● PROBLEM: Word for word, output the data, with none of its pictures.

Items listed in a dataset:
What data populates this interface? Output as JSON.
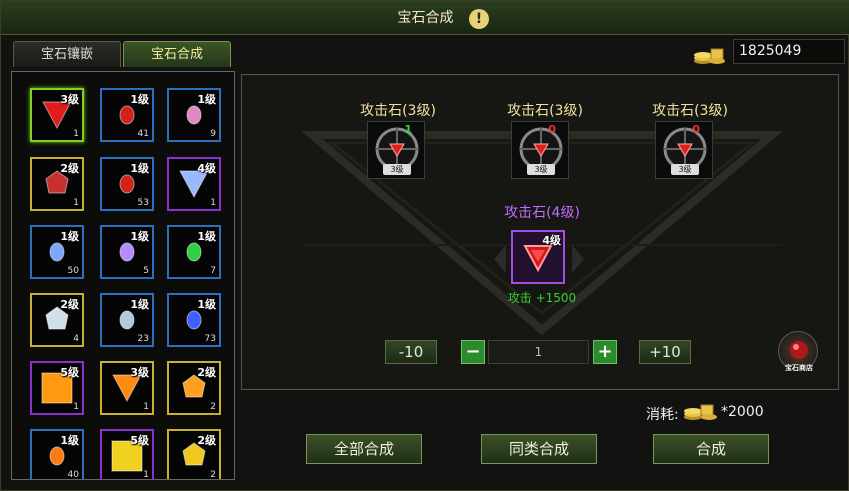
{
  "window": {
    "title": "宝石合成"
  },
  "tabs": [
    {
      "label": "宝石镶嵌"
    },
    {
      "label": "宝石合成"
    }
  ],
  "currency": {
    "gold": "1825049"
  },
  "gem_slots": [
    {
      "level": "3级",
      "count": "1",
      "gem": "red-triangle-gem",
      "frame": "selected"
    },
    {
      "level": "1级",
      "count": "41",
      "gem": "red-orb-gem",
      "frame": "blue"
    },
    {
      "level": "1级",
      "count": "9",
      "gem": "pink-gem",
      "frame": "blue"
    },
    {
      "level": "2级",
      "count": "1",
      "gem": "red-crystal-gem",
      "frame": "yellow"
    },
    {
      "level": "1级",
      "count": "53",
      "gem": "red-orb-gem",
      "frame": "blue"
    },
    {
      "level": "4级",
      "count": "1",
      "gem": "blue-triangle-gem",
      "frame": "purple"
    },
    {
      "level": "1级",
      "count": "50",
      "gem": "blue-gem",
      "frame": "blue"
    },
    {
      "level": "1级",
      "count": "5",
      "gem": "violet-gem",
      "frame": "blue"
    },
    {
      "level": "1级",
      "count": "7",
      "gem": "green-gem",
      "frame": "blue"
    },
    {
      "level": "2级",
      "count": "4",
      "gem": "white-crystal-gem",
      "frame": "yellow"
    },
    {
      "level": "1级",
      "count": "23",
      "gem": "white-gem",
      "frame": "blue"
    },
    {
      "level": "1级",
      "count": "73",
      "gem": "indigo-gem",
      "frame": "blue"
    },
    {
      "level": "5级",
      "count": "1",
      "gem": "orange-square-gem",
      "frame": "purple"
    },
    {
      "level": "3级",
      "count": "1",
      "gem": "orange-triangle-gem",
      "frame": "yellow"
    },
    {
      "level": "2级",
      "count": "2",
      "gem": "orange-crystal-gem",
      "frame": "yellow"
    },
    {
      "level": "1级",
      "count": "40",
      "gem": "orange-gem",
      "frame": "blue"
    },
    {
      "level": "5级",
      "count": "1",
      "gem": "yellow-square-gem",
      "frame": "purple"
    },
    {
      "level": "2级",
      "count": "2",
      "gem": "yellow-crystal-gem",
      "frame": "yellow"
    }
  ],
  "ingredients": [
    {
      "name": "攻击石(3级)",
      "badge": "3级",
      "count": "1",
      "count_color": "#33dd33"
    },
    {
      "name": "攻击石(3级)",
      "badge": "3级",
      "count": "0",
      "count_color": "#ee3030"
    },
    {
      "name": "攻击石(3级)",
      "badge": "3级",
      "count": "0",
      "count_color": "#ee3030"
    }
  ],
  "result": {
    "name": "攻击石(4级)",
    "level": "4级",
    "stat": "攻击 +1500"
  },
  "quantity": {
    "minus10": "-10",
    "minus": "−",
    "value": "1",
    "plus": "+",
    "plus10": "+10"
  },
  "shop": {
    "label": "宝石商店"
  },
  "cost": {
    "label": "消耗:",
    "value": "*2000"
  },
  "actions": {
    "all": "全部合成",
    "same": "同类合成",
    "combine": "合成"
  },
  "colors": {
    "frame_blue": "#2c6fbf",
    "frame_yellow": "#c9b030",
    "frame_purple": "#8a2fd0",
    "frame_selected": "#7ed321",
    "accent_green": "#33d033"
  }
}
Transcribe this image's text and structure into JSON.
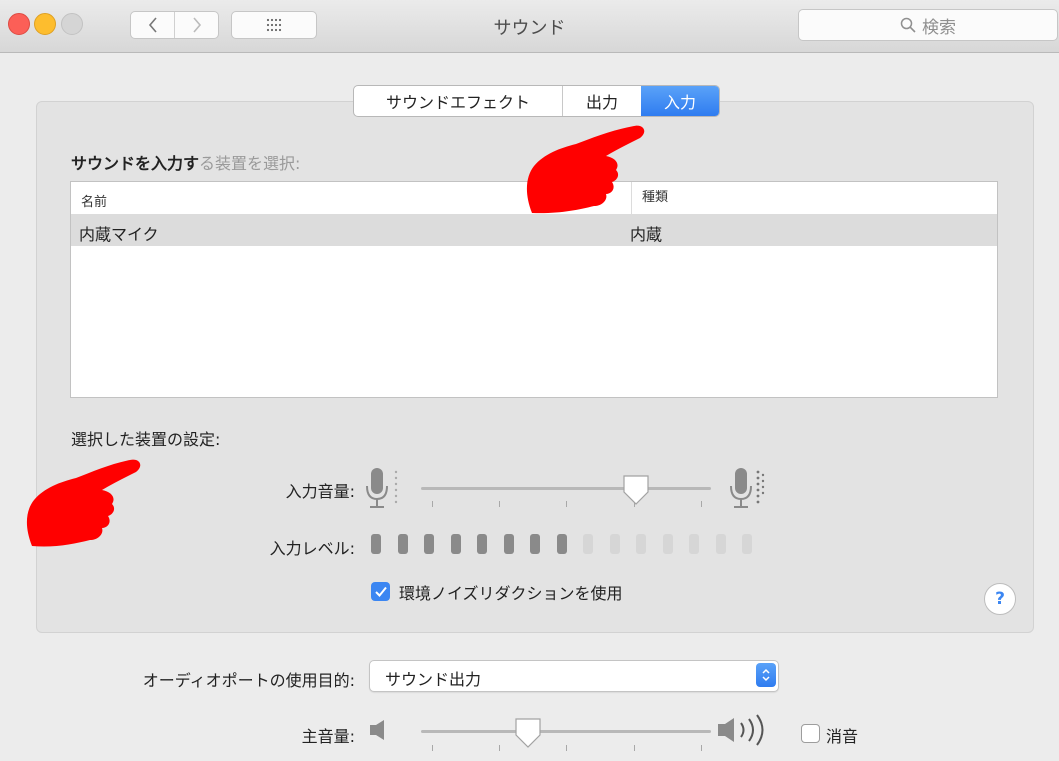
{
  "window": {
    "title": "サウンド",
    "search_placeholder": "検索"
  },
  "tabs": [
    {
      "label": "サウンドエフェクト",
      "selected": false
    },
    {
      "label": "出力",
      "selected": false
    },
    {
      "label": "入力",
      "selected": true
    }
  ],
  "input_section": {
    "heading_bold": "サウンドを入力す",
    "heading_faded": "る装置を選択:",
    "columns": [
      "名前",
      "種類"
    ],
    "devices": [
      {
        "name": "内蔵マイク",
        "type": "内蔵",
        "selected": true
      }
    ]
  },
  "device_settings": {
    "heading": "選択した装置の設定:",
    "input_volume_label": "入力音量:",
    "input_volume_value": 0.74,
    "input_level_label": "入力レベル:",
    "input_level_segments": 15,
    "input_level_active": 8,
    "noise_reduction_label": "環境ノイズリダクションを使用",
    "noise_reduction_checked": true,
    "help_label": "?"
  },
  "audio_port": {
    "label": "オーディオポートの使用目的:",
    "value": "サウンド出力"
  },
  "master": {
    "label": "主音量:",
    "value": 0.37,
    "mute_label": "消音",
    "mute_checked": false
  },
  "colors": {
    "accent": "#3b86f2",
    "pointer": "#ff0000"
  }
}
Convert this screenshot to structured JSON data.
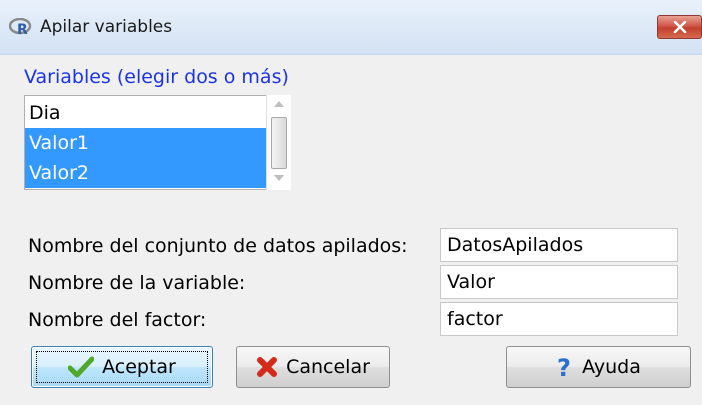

● ANSWER SPACE:
What data populates this interface? Output as JSON.
{
  "window": {
    "title": "宝石合成"
  },
  "tabs": [
    {
      "label": "宝石镶嵌"
    },
    {
      "label": "宝石合成"
    }
  ],
  "currency": {
    "gold": "1825049"
  },
  "gem_slots": [
    {
      "level": "3级",
      "count": "1",
      "gem": "red-triangle-gem",
      "frame": "selected"
    },
    {
      "level": "1级",
      "count": "41",
      "gem": "red-orb-gem",
      "frame": "blue"
    },
    {
      "level": "1级",
      "count": "9",
      "gem": "pink-gem",
      "frame": "blue"
    },
    {
      "level": "2级",
      "count": "1",
      "gem": "red-crystal-gem",
      "frame": "yellow"
    },
    {
      "level": "1级",
      "count": "53",
      "gem": "red-orb-gem",
      "frame": "blue"
    },
    {
      "level": "4级",
      "count": "1",
      "gem": "blue-triangle-gem",
      "frame": "purple"
    },
    {
      "level": "1级",
      "count": "50",
      "gem": "blue-gem",
      "frame": "blue"
    },
    {
      "level": "1级",
      "count": "5",
      "gem": "violet-gem",
      "frame": "blue"
    },
    {
      "level": "1级",
      "count": "7",
      "gem": "green-gem",
      "frame": "blue"
    },
    {
      "level": "2级",
      "count": "4",
      "gem": "white-crystal-gem",
      "frame": "yellow"
    },
    {
      "level": "1级",
      "count": "23",
      "gem": "white-gem",
      "frame": "blue"
    },
    {
      "level": "1级",
      "count": "73",
      "gem": "indigo-gem",
      "frame": "blue"
    },
    {
      "level": "5级",
      "count": "1",
      "gem": "orange-square-gem",
      "frame": "purple"
    },
    {
      "level": "3级",
      "count": "1",
      "gem": "orange-triangle-gem",
      "frame": "yellow"
    },
    {
      "level": "2级",
      "count": "2",
      "gem": "orange-crystal-gem",
      "frame": "yellow"
    },
    {
      "level": "1级",
      "count": "40",
      "gem": "orange-gem",
      "frame": "blue"
    },
    {
      "level": "5级",
      "count": "1",
      "gem": "yellow-square-gem",
      "frame": "purple"
    },
    {
      "level": "2级",
      "count": "2",
      "gem": "yellow-crystal-gem",
      "frame": "yellow"
    }
  ],
  "ingredients": [
    {
      "name": "攻击石(3级)",
      "badge": "3级",
      "count": "1",
      "count_color": "#33dd33"
    },
    {
      "name": "攻击石(3级)",
      "badge": "3级",
      "count": "0",
      "count_color": "#ee3030"
    },
    {
      "name": "攻击石(3级)",
      "badge": "3级",
      "count": "0",
      "count_color": "#ee3030"
    }
  ],
  "result": {
    "name": "攻击石(4级)",
    "level": "4级",
    "stat": "攻击 +1500"
  },
  "quantity": {
    "minus10": "-10",
    "minus": "−",
    "value": "1",
    "plus": "+",
    "plus10": "+10"
  },
  "shop": {
    "label": "宝石商店"
  },
  "cost": {
    "label": "消耗:",
    "value": "*2000"
  },
  "actions": {
    "all": "全部合成",
    "same": "同类合成",
    "combine": "合成"
  },
  "colors": {
    "frame_blue": "#2c6fbf",
    "frame_yellow": "#c9b030",
    "frame_purple": "#8a2fd0",
    "frame_selected": "#7ed321",
    "accent_green": "#33d033"
  }
}
Transcribe this image's text and structure into JSON.
{
  "window": {
    "title": "サウンド",
    "search_placeholder": "検索"
  },
  "tabs": [
    {
      "label": "サウンドエフェクト",
      "selected": false
    },
    {
      "label": "出力",
      "selected": false
    },
    {
      "label": "入力",
      "selected": true
    }
  ],
  "input_section": {
    "heading_bold": "サウンドを入力す",
    "heading_faded": "る装置を選択:",
    "columns": [
      "名前",
      "種類"
    ],
    "devices": [
      {
        "name": "内蔵マイク",
        "type": "内蔵",
        "selected": true
      }
    ]
  },
  "device_settings": {
    "heading": "選択した装置の設定:",
    "input_volume_label": "入力音量:",
    "input_volume_value": 0.74,
    "input_level_label": "入力レベル:",
    "input_level_segments": 15,
    "input_level_active": 8,
    "noise_reduction_label": "環境ノイズリダクションを使用",
    "noise_reduction_checked": true,
    "help_label": "?"
  },
  "audio_port": {
    "label": "オーディオポートの使用目的:",
    "value": "サウンド出力"
  },
  "master": {
    "label": "主音量:",
    "value": 0.37,
    "mute_label": "消音",
    "mute_checked": false
  },
  "colors": {
    "accent": "#3b86f2",
    "pointer": "#ff0000"
  }
}
Convert this screenshot to structured JSON data.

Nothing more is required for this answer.